Crimean status referendum, 2014 was a referendum on the status of Crimea held on March 16, 2014, by the legislature of the Autonomous Republic of Crimea as well as by the local government of Sevastopol, both subdivisions of Ukraine. The referendum asked the people of Crimea whether they wanted to join Russia as a federal subject, or if they wanted to restore the 1992 Crimean constitution and Crimea's status as a part of Ukraine.
The available choices did not include keeping the status quo of Crimea and Sevastopol as they were at the time the referendum was held. Since the 1992 constitution accords greater powers to the Crimean parliament including full sovereign powers to establish relations with other states, many commentators argued that both available referendum choices would result in de facto separation from Ukraine.
The Supreme Council of Crimea considered the ousting of Ukrainian President Viktor Yanukovych in the 2014 Ukrainian revolution as a coup and the new interim government in Kiev as illegitimate and stated that the referendum was a response to these developments. The final date and ballot choices were set only ten days before the plebiscite was held. The referendum was regarded as illegitimate by most countries including all European Union members, the United States and Canada because of the events surrounding it including the plebiscite being held while the peninsula was occupied by Russian soldiers.Thirteen members of the United Nations Security Council voted in favor of a resolution declaring the referendum invalid, but Russia vetoed it and China abstained. A United Nations General Assembly resolution was later adopted, by a vote of 100 in favor vs. 11 against with 58 abstentions, which declared the referendum invalid and affirmed Ukraine's territorial integrity. The Mejlis of the Crimean Tatar People called for a boycott of the referendum.
Russia officially recognized the results of the Crimean referendum and claims that unilateral Kosovo declaration of independence has set a precedent, which allows secession of Crimea from Ukraine. Such parallels, however, are disputed by some legal scholars.
The official result from the Autonomous Republic of Crimea was a 96.77 percent vote for integration of the region into the Russian Federation with an 83.1 percent voter turnout. The Mejlis Deputy Chairman Akhtem Chiygoz stated that the actual turnout could not have exceeded 30–40 percent. In an interview on 22 January 2015 Igor Strelkov admitted that his militia group coerced Crimean deputies to vote in favor of secession from Ukraine.

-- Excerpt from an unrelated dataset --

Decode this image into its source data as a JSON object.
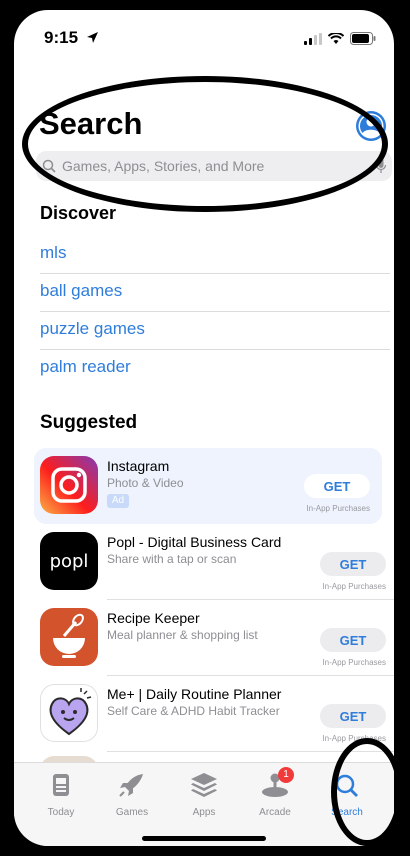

Following the referendum, The Supreme Council of Crimea and Sevastopol City Council declared the independence of the Republic of Crimea from Ukraine and requested to join the Russian Federation. On the same day, Russia recognized the Republic of Crimea as a sovereign state.